▸ Action item:
Scan the listing below. Return every line containing the string "kind".

══ Provided material

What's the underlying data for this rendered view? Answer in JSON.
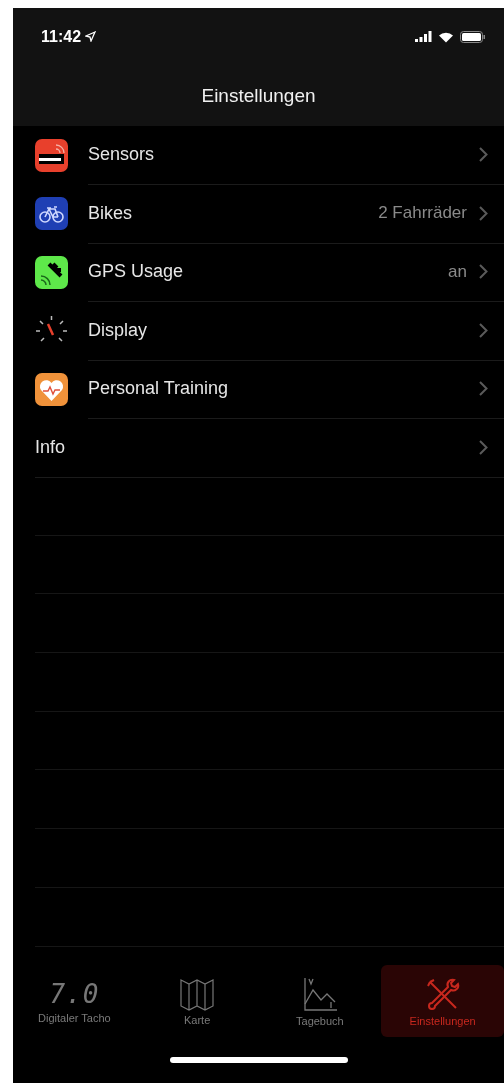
{
  "status_bar": {
    "time": "11:42"
  },
  "nav": {
    "title": "Einstellungen"
  },
  "rows": [
    {
      "kind": "sensor",
      "label": "Sensors"
    },
    {
      "kind": "bike",
      "label": "Bikes",
      "detail": "2 Fahrräder"
    },
    {
      "kind": "gps",
      "label": "GPS Usage",
      "detail": "an"
    },
    {
      "kind": "gauge",
      "label": "Display"
    },
    {
      "kind": "heart",
      "label": "Personal Training"
    },
    {
      "kind": "plain",
      "label": "Info"
    }
  ],
  "tabs": [
    {
      "kind": "tacho",
      "label": "Digitaler Tacho",
      "icon_text": "7.0",
      "selected": false
    },
    {
      "kind": "map",
      "label": "Karte",
      "selected": false
    },
    {
      "kind": "diary",
      "label": "Tagebuch",
      "selected": false
    },
    {
      "kind": "tools",
      "label": "Einstellungen",
      "selected": true
    }
  ]
}
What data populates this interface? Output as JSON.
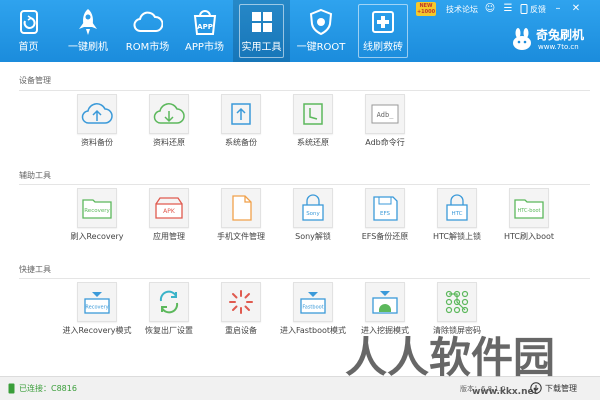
{
  "nav": [
    {
      "id": "home",
      "label": "首页",
      "icon": "home-icon"
    },
    {
      "id": "flash",
      "label": "一键刷机",
      "icon": "rocket-icon"
    },
    {
      "id": "rom",
      "label": "ROM市场",
      "icon": "cloud-icon"
    },
    {
      "id": "app",
      "label": "APP市场",
      "icon": "app-bag-icon"
    },
    {
      "id": "tools",
      "label": "实用工具",
      "icon": "grid-icon",
      "active": true
    },
    {
      "id": "root",
      "label": "一键ROOT",
      "icon": "shield-icon"
    },
    {
      "id": "rescue",
      "label": "线刷救砖",
      "icon": "first-aid-icon"
    }
  ],
  "new_badge": {
    "line1": "NEW",
    "line2": "+1000"
  },
  "top_links": {
    "forum": "技术论坛",
    "feedback": "反馈"
  },
  "brand": {
    "name": "奇兔刷机",
    "url": "www.7to.cn"
  },
  "sections": [
    {
      "title": "设备管理",
      "items": [
        {
          "label": "资料备份",
          "icon": "cloud-upload-icon"
        },
        {
          "label": "资料还原",
          "icon": "cloud-download-icon"
        },
        {
          "label": "系统备份",
          "icon": "system-backup-icon"
        },
        {
          "label": "系统还原",
          "icon": "system-restore-icon"
        },
        {
          "label": "Adb命令行",
          "icon": "adb-terminal-icon",
          "icon_text": "Adb_"
        }
      ]
    },
    {
      "title": "辅助工具",
      "items": [
        {
          "label": "刷入Recovery",
          "icon": "recovery-folder-icon",
          "icon_text": "Recovery"
        },
        {
          "label": "应用管理",
          "icon": "apk-tray-icon",
          "icon_text": "APK"
        },
        {
          "label": "手机文件管理",
          "icon": "file-icon"
        },
        {
          "label": "Sony解锁",
          "icon": "sony-lock-icon",
          "icon_text": "Sony"
        },
        {
          "label": "EFS备份还原",
          "icon": "efs-disk-icon",
          "icon_text": "EFS"
        },
        {
          "label": "HTC解锁上锁",
          "icon": "htc-lock-icon",
          "icon_text": "HTC"
        },
        {
          "label": "HTC刷入boot",
          "icon": "htc-boot-folder-icon",
          "icon_text": "HTC-boot"
        }
      ]
    },
    {
      "title": "快捷工具",
      "items": [
        {
          "label": "进入Recovery模式",
          "icon": "recovery-mode-icon",
          "icon_text": "Recovery"
        },
        {
          "label": "恢复出厂设置",
          "icon": "factory-reset-icon"
        },
        {
          "label": "重启设备",
          "icon": "reboot-icon"
        },
        {
          "label": "进入Fastboot模式",
          "icon": "fastboot-mode-icon",
          "icon_text": "Fastboot"
        },
        {
          "label": "进入挖掘模式",
          "icon": "download-mode-icon"
        },
        {
          "label": "清除锁屏密码",
          "icon": "pattern-lock-icon"
        }
      ]
    }
  ],
  "status": {
    "connection": "已连接：C8816",
    "version": "版本：6.8.1.0",
    "download": "下载管理"
  },
  "watermark": {
    "text": "人人软件园",
    "url": "www.kkx.net"
  },
  "colors": {
    "accent": "#1b8cdc",
    "icon_green": "#5cb85c",
    "icon_blue": "#3b9ad9",
    "icon_red": "#e05a4f",
    "icon_orange": "#f0a14b",
    "status_green": "#3a9e3a"
  }
}
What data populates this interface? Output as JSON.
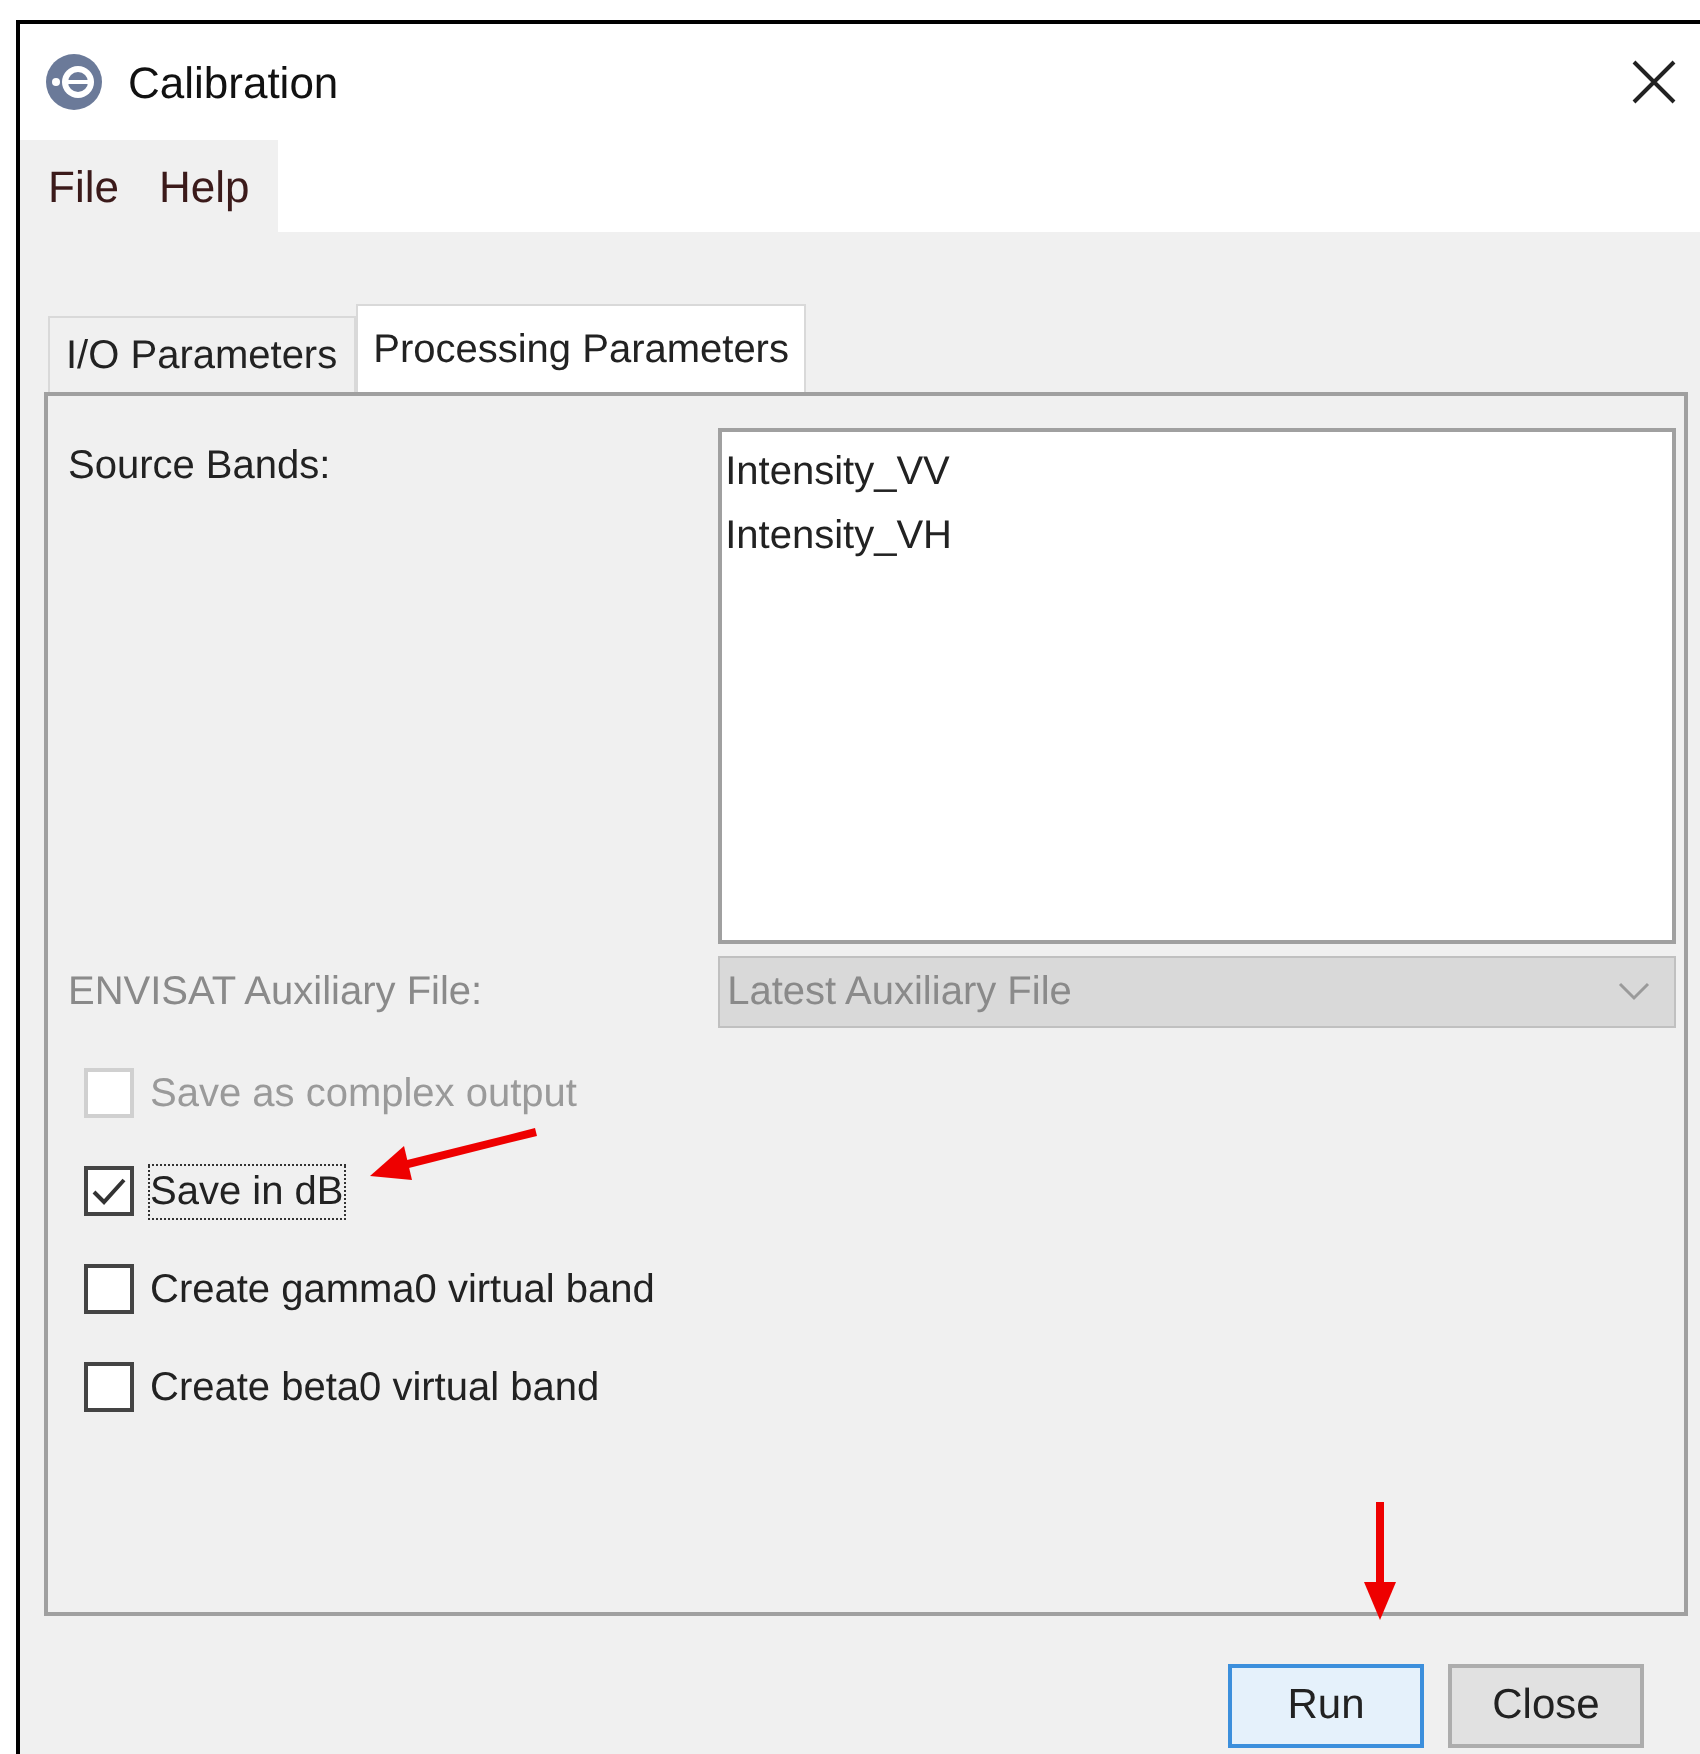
{
  "window": {
    "title": "Calibration"
  },
  "menu": [
    "File",
    "Help"
  ],
  "tabs": [
    {
      "label": "I/O Parameters",
      "selected": false
    },
    {
      "label": "Processing Parameters",
      "selected": true
    }
  ],
  "source_bands": {
    "label": "Source Bands:",
    "items": [
      "Intensity_VV",
      "Intensity_VH"
    ]
  },
  "auxiliary_file": {
    "label": "ENVISAT Auxiliary File:",
    "value": "Latest Auxiliary File",
    "disabled": true
  },
  "options": [
    {
      "label": "Save as complex output",
      "checked": false,
      "disabled": true,
      "focused": false
    },
    {
      "label": "Save in dB",
      "checked": true,
      "disabled": false,
      "focused": true
    },
    {
      "label": "Create gamma0 virtual band",
      "checked": false,
      "disabled": false,
      "focused": false
    },
    {
      "label": "Create beta0 virtual band",
      "checked": false,
      "disabled": false,
      "focused": false
    }
  ],
  "buttons": [
    {
      "label": "Run",
      "selected": true
    },
    {
      "label": "Close",
      "selected": false
    }
  ]
}
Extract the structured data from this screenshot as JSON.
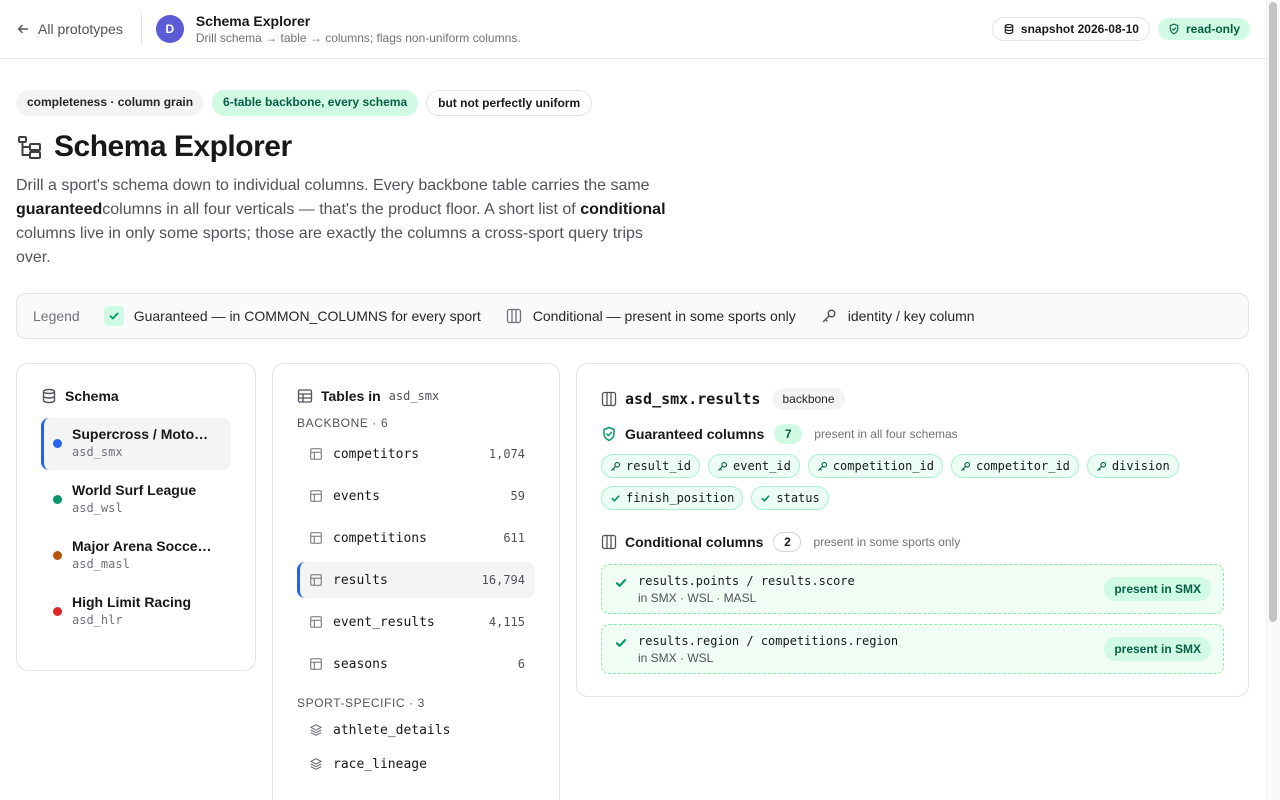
{
  "header": {
    "back_label": "All prototypes",
    "avatar_letter": "D",
    "title": "Schema Explorer",
    "subtitle": "Drill schema → table → columns; flags non-uniform columns.",
    "snapshot_label": "snapshot 2026-08-10",
    "readonly_label": "read-only"
  },
  "tags": [
    "completeness · column grain",
    "6-table backbone, every schema",
    "but not perfectly uniform"
  ],
  "page": {
    "title": "Schema Explorer",
    "desc_1": "Drill a sport's schema down to individual columns. Every backbone table carries the same ",
    "desc_b1": "guaranteed",
    "desc_2": "columns in all four verticals — that's the product floor. A short list of ",
    "desc_b2": "conditional",
    "desc_3": " columns live in only some sports; those are exactly the columns a cross-sport query trips over."
  },
  "legend": {
    "label": "Legend",
    "guaranteed": "Guaranteed — in COMMON_COLUMNS for every sport",
    "conditional": "Conditional — present in some sports only",
    "identity": "identity / key column"
  },
  "schema_panel": {
    "title": "Schema",
    "items": [
      {
        "name": "Supercross / Motocross",
        "code": "asd_smx",
        "color": "#2563eb"
      },
      {
        "name": "World Surf League",
        "code": "asd_wsl",
        "color": "#059669"
      },
      {
        "name": "Major Arena Soccer League",
        "code": "asd_masl",
        "color": "#b45309"
      },
      {
        "name": "High Limit Racing",
        "code": "asd_hlr",
        "color": "#dc2626"
      }
    ]
  },
  "tables_panel": {
    "title": "Tables in",
    "schema_code": "asd_smx",
    "backbone_label": "BACKBONE · 6",
    "backbone": [
      {
        "name": "competitors",
        "count": "1,074"
      },
      {
        "name": "events",
        "count": "59"
      },
      {
        "name": "competitions",
        "count": "611"
      },
      {
        "name": "results",
        "count": "16,794"
      },
      {
        "name": "event_results",
        "count": "4,115"
      },
      {
        "name": "seasons",
        "count": "6"
      }
    ],
    "specific_label": "SPORT-SPECIFIC · 3",
    "specific": [
      {
        "name": "athlete_details"
      },
      {
        "name": "race_lineage"
      }
    ]
  },
  "detail": {
    "table_name": "asd_smx.results",
    "badge": "backbone",
    "guaranteed_title": "Guaranteed columns",
    "guaranteed_count": "7",
    "guaranteed_sub": "present in all four schemas",
    "guaranteed_cols": [
      {
        "name": "result_id",
        "icon": "key-icon"
      },
      {
        "name": "event_id",
        "icon": "key-icon"
      },
      {
        "name": "competition_id",
        "icon": "key-icon"
      },
      {
        "name": "competitor_id",
        "icon": "key-icon"
      },
      {
        "name": "division",
        "icon": "key-icon"
      },
      {
        "name": "finish_position",
        "icon": "check-icon"
      },
      {
        "name": "status",
        "icon": "check-icon"
      }
    ],
    "conditional_title": "Conditional columns",
    "conditional_count": "2",
    "conditional_sub": "present in some sports only",
    "conditional_cols": [
      {
        "name": "results.points / results.score",
        "sports": "in SMX · WSL · MASL",
        "badge": "present in SMX"
      },
      {
        "name": "results.region / competitions.region",
        "sports": "in SMX · WSL",
        "badge": "present in SMX"
      }
    ]
  }
}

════

▸ Answer box:
      "kind": "sensor",
      "kind": "bike",
      "kind": "gps",
      "kind": "gauge",
      "kind": "heart",
      "kind": "plain",
      "kind": "tacho",
      "kind": "map",
      "kind": "diary",
      "kind": "tools",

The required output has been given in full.